Piracy would be why Chimamanda Ngozi Adichie, author of the widest read books of Nigerian literature since Things Fall Apart, does not top any of the categories or make the Top 15 in the Top 100. That and the fortunate trend of her books selling far more in collection than individually. But with Americanah (No. 8 in Fiction; No. 18 in Top 100), Notes on Grief (No. 9 in Nonfiction; No. 20 in Top 100), Half of a Yellow Sun (No. 16 in Fiction; No. 32 in Top 100), and Dear Ijeawele (No. 17 in Nonfiction; No. 45 in Top 100), she is the only author to have up to four books logged.

Meanwhile, Collen Hoover’s decimation of bestseller lists in the US and the UK also reached Nigeria as she makes a landfall with three novels. Other international bestsellers who make it in: Hanya Yanagihara, Michelle Obama, Jordan Peterson, Marcus Rashford.

Rovingheights’ data confirm that fiction and nonfiction far outsell poetry in Nigeria, which is why only the No. 1 book in Poetry, Dami Ajayi’s Affection and Other Accidents, broke into the Top 100, at No. 96. Poetry is the shortest list, but Rupi Kaur and Tolu Akinyemi, writing as Poetolu, manage to slip in two books each. Meanwhile the very titles of the books on the Self-Published list tell a story not of Nigerian reading culture now but of Nigerian hustle.
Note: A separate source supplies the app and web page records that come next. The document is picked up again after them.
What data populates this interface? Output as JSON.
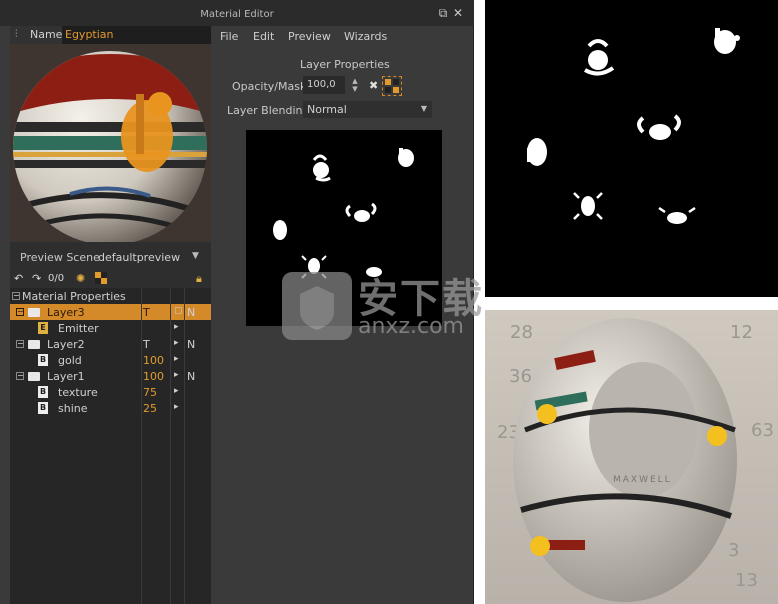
{
  "window": {
    "title": "Material Editor"
  },
  "name_field": {
    "label": "Name",
    "value": "Egyptian"
  },
  "preview_scene": {
    "label": "Preview Scene",
    "value": "defaultpreview"
  },
  "toolbar": {
    "counter": "0/0"
  },
  "tree": {
    "root_label": "Material Properties",
    "rows": [
      {
        "name": "Layer3",
        "c1": "T",
        "c2": "▢",
        "c3": "N"
      },
      {
        "name": "Emitter",
        "c1": "",
        "c2": "▸",
        "c3": ""
      },
      {
        "name": "Layer2",
        "c1": "T",
        "c2": "▸",
        "c3": "N"
      },
      {
        "name": "gold",
        "c1": "100",
        "c2": "▸",
        "c3": ""
      },
      {
        "name": "Layer1",
        "c1": "100",
        "c2": "▸",
        "c3": "N"
      },
      {
        "name": "texture",
        "c1": "75",
        "c2": "▸",
        "c3": ""
      },
      {
        "name": "shine",
        "c1": "25",
        "c2": "▸",
        "c3": ""
      }
    ]
  },
  "menu": [
    "File",
    "Edit",
    "Preview",
    "Wizards"
  ],
  "layer_properties": {
    "title": "Layer Properties",
    "opacity_label": "Opacity/Mask",
    "opacity_value": "100,0",
    "blending_label": "Layer Blending",
    "blending_value": "Normal"
  },
  "watermark": {
    "text": "安下载",
    "url": "anxz.com"
  },
  "render_numbers": [
    "28",
    "12",
    "36",
    "63",
    "23",
    "3",
    "13"
  ],
  "render_brand": "MAXWELL",
  "colors": {
    "accent": "#d58a2a",
    "name_value": "#e19b2c",
    "panel": "#3a3a3a"
  }
}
The top-seller in that category: How to Sell to Nigerians by Akin Alabi (No. 3 in Top 100). The top-seller in Nonfiction, however, is not Nigerian. But a Nigerian is at No. 2, with a business book: Aigboje Aig-Imoukhuede’s Leaving the Tarmac: Buying a Bank in Africa (No. 8 in Top 100).

We opted to include only the sales figure of the No. 1 bestselling book of 2022. It is a short story collection, Damilare Kuku’s Nearly All the Men in Lagos Are Mad, and its 2,204 copies sold is over triple the book behind it.

The Top-selling Poetry Books

S/N. Title, Author, Publisher

8. A Little Violence, Seun Lari Williams, Independently Published

7. Home Body, Rupi Kaur, Simon & Schuster UK

6. Like Butterflies Scattered About by Art Rascals, Umar Abubakar Sidi, Masobe Books

5. Nomad, Romeo Oriogun, Griots Lounge Nigeria

4. Milk and Honey, Rapi Kaur, Andrews McMeel Publishing

3. Her Head Was a Spider’s Nest, Tolu Akinyemi (Poetolu), Heart of Words UK

2. Funny Men Cannot Be Trusted, Tolu Akinyemi (Poetolu), Heart of Words UK

1. Affection and Other Accidents, Dami Ajayi, Independently Published